Read or Download Ballet's Magic Kingdom: Selected Writings on Dance in Russia, 1911-1925 PDF
Similar dance books
Introduces the background, equipment of training, ceremonial kinds, uncomplicated steps, and recognized figures of conventional Irish, Polish, and Spanish dance.
The tango is definitely the main iconic dance of the final century, its photos as prevalent as an previous good friend. yet are they the total tale? Peeling again the poster propaganda that has regularly characterised the tango publicly, this intimate examine exhibits the invisible center of the dance and the tradition that raised it.
Ten foreign dramaturg-scholars strengthen proposals that reset notions of service provider in modern dance production. Dramaturgy turns into pushed by way of inventive inquiry, dispensed between taking part artists, embedded in improvisation initiatives, or weaved via viewers engagement, and the dramaturg turns into a facilitator of dramaturgical know-how.

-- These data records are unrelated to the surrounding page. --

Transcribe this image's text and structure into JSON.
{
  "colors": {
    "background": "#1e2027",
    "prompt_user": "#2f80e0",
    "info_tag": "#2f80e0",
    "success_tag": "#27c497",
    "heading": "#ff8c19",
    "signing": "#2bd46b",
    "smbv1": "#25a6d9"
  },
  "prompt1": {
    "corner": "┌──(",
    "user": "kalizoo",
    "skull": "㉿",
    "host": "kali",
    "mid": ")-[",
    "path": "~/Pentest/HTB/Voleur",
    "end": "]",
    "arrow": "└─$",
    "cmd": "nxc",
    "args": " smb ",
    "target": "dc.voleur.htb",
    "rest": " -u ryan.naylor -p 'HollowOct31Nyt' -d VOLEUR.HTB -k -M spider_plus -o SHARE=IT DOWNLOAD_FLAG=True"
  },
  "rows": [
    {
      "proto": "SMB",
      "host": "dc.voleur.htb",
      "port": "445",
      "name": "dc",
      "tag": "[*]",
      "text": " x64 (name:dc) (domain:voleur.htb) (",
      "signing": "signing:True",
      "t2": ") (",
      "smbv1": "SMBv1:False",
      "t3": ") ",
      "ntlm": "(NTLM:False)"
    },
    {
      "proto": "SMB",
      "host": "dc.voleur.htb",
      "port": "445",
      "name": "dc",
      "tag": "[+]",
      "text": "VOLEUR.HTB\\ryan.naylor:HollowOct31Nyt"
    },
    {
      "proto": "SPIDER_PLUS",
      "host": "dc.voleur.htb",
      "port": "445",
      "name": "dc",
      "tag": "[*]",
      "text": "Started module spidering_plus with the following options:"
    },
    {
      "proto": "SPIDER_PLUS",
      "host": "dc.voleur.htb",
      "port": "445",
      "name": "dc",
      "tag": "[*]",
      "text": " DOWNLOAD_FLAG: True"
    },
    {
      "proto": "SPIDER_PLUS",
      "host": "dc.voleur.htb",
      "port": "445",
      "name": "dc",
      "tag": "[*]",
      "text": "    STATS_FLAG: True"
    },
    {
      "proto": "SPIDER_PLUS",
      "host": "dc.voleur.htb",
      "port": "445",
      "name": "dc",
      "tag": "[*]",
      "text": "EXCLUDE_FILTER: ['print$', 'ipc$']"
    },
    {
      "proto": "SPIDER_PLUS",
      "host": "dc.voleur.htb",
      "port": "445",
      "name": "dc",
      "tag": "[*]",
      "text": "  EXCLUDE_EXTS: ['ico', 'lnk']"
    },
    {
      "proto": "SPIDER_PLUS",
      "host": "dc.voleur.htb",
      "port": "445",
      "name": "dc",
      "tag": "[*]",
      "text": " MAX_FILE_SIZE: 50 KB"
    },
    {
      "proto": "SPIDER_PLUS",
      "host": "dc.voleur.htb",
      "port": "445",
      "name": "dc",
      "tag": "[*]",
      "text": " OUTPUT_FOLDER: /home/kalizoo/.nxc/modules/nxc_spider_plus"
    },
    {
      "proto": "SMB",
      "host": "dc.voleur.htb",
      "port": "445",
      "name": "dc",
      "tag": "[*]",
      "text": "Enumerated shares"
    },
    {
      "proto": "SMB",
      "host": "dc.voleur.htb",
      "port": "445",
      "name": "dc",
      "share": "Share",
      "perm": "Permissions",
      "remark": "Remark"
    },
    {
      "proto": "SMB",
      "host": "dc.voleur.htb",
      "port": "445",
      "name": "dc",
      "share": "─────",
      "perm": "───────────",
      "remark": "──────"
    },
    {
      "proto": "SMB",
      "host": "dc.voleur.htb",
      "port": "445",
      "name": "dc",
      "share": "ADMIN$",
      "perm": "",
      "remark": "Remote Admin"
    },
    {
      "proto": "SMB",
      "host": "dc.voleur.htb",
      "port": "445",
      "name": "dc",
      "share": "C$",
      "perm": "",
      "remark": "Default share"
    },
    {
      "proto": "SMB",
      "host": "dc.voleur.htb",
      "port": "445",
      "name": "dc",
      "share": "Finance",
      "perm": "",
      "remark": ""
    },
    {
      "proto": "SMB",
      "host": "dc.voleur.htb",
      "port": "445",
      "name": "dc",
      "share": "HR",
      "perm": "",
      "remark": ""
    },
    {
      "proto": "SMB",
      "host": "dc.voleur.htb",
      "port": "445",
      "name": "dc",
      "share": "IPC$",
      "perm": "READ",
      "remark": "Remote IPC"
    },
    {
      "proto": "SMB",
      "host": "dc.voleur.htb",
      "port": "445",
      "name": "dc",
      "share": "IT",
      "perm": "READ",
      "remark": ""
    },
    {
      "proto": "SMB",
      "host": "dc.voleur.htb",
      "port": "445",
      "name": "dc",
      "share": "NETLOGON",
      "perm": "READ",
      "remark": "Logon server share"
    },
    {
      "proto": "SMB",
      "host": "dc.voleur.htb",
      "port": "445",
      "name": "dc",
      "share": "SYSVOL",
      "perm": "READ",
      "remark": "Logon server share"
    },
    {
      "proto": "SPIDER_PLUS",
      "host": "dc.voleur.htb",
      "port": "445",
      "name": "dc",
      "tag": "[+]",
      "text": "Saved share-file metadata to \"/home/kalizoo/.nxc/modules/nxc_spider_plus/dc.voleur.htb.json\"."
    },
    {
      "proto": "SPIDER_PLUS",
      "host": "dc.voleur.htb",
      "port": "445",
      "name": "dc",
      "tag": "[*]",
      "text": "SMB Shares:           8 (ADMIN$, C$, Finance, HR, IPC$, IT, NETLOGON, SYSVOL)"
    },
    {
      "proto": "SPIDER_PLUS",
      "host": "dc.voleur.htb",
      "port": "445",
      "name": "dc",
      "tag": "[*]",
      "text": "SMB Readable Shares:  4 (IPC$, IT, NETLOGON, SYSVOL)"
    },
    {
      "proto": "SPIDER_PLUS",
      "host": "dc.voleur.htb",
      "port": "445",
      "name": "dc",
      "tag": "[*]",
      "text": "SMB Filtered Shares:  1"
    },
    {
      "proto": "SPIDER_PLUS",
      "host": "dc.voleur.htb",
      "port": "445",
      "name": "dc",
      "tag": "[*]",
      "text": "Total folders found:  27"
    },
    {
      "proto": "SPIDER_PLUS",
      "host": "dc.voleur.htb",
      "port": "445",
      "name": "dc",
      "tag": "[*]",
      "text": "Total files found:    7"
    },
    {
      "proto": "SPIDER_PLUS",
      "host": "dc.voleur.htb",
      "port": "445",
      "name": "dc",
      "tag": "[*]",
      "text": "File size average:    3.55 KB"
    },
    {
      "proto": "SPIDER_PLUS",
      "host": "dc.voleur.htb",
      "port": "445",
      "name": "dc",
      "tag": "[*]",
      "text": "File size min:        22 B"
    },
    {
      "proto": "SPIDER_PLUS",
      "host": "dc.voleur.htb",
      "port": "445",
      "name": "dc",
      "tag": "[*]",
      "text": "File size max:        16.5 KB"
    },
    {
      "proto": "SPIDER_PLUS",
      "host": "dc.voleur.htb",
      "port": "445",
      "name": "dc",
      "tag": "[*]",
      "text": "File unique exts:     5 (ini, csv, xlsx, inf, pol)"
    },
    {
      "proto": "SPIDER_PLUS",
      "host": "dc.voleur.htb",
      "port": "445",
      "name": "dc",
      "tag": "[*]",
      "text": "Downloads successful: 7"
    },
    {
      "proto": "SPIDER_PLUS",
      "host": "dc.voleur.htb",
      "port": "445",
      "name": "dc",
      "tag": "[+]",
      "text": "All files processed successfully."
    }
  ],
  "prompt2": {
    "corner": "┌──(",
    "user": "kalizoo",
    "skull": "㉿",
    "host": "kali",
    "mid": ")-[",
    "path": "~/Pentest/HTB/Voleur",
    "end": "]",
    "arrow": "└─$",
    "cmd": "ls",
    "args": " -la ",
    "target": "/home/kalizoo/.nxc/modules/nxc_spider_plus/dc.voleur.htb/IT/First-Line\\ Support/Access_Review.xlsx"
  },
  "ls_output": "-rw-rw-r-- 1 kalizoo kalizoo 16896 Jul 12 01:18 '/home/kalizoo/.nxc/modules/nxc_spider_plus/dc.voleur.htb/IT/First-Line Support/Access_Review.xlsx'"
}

- Butch Queens Up in Pumps: Gender, Performance, and Ballroom Culture in Detroit
- Dancing Communities: Performance, Difference, and Connection in the Global City
- The Cytoskeleton: Cellular architecture and choreography
- Dance Is a Moment: A Portrait of Jose Limon in Words and Pictures
- The Art and Science of Dance Movement Therapy: Life is Dance
- The Day the Dancers Stayed: Performing in the Filipino American Diaspora
Additional resources for Ballet's Magic Kingdom: Selected Writings on Dance in Russia, 1911-1925
Clear lines, clean edges, and precise rhythms; a severe and exact style that moves straight upward to the vertical—all of this assumed mystical dimensions for Volynsky and reﬂected a mind-set deeply inﬂuenced by the symbolist outlook. Such dance, which the Russian ballet needed constantly to achieve, reﬂected the striving of the heroic will toward heavenly beauty and moral perfection: it plumbed the mysteries of the ancient past to which modernity is still tied. All this in turn allowed for the possibility onstage of miracle—the miracle of transforming the merely mortal and human into the eternal and divine.
Volynsky,’’ suggests Gaevsky, ‘‘to a large extent created that literary as well as professional language in which ballet criticism began to expound. ’’∂≥ Again and again the encyclopedist Volynsky demonstrates an interest in the semantics and etymology of words, underscoring the profound (though unexpected) interconnectedness between the terminological and the philosophical, philology and aesthetics. Words like apperception and contraposto, not to mention the Romance roots of so many balletic terms or the Greek origins of numerous theatrical expressions (hyporchema, orchestra ), achieve an almost spellbinding e√ect, though none approaches the incantatory repetitiveness and associative breadth of the book’s title, the virtually untranslatable likovanie.
Much of my thinking about Volynsky as a ballet critic has been inspired by Gaevsky’s pioneering work, ﬁrst in ‘‘Akim Volynskii i peterburgskii balet,’’ his introduction to xl 6. 7. 8. 9. 10. 11. 12. 13. 14. 15. 16. 17. 18. 19. Introduction the recent republication of The Book of Exaltations (Kniga Likovanii [Moscow: Artist. Rezhiser. Teatr, 1992]), 5–22, and later in his expanded version of this work in the chapter from Dom Petipa, ‘‘Kniga Likovanii Akima Volynskogo,’’ 151–172. Dobrovol’skaia, Volynskii: Stat’i, 21.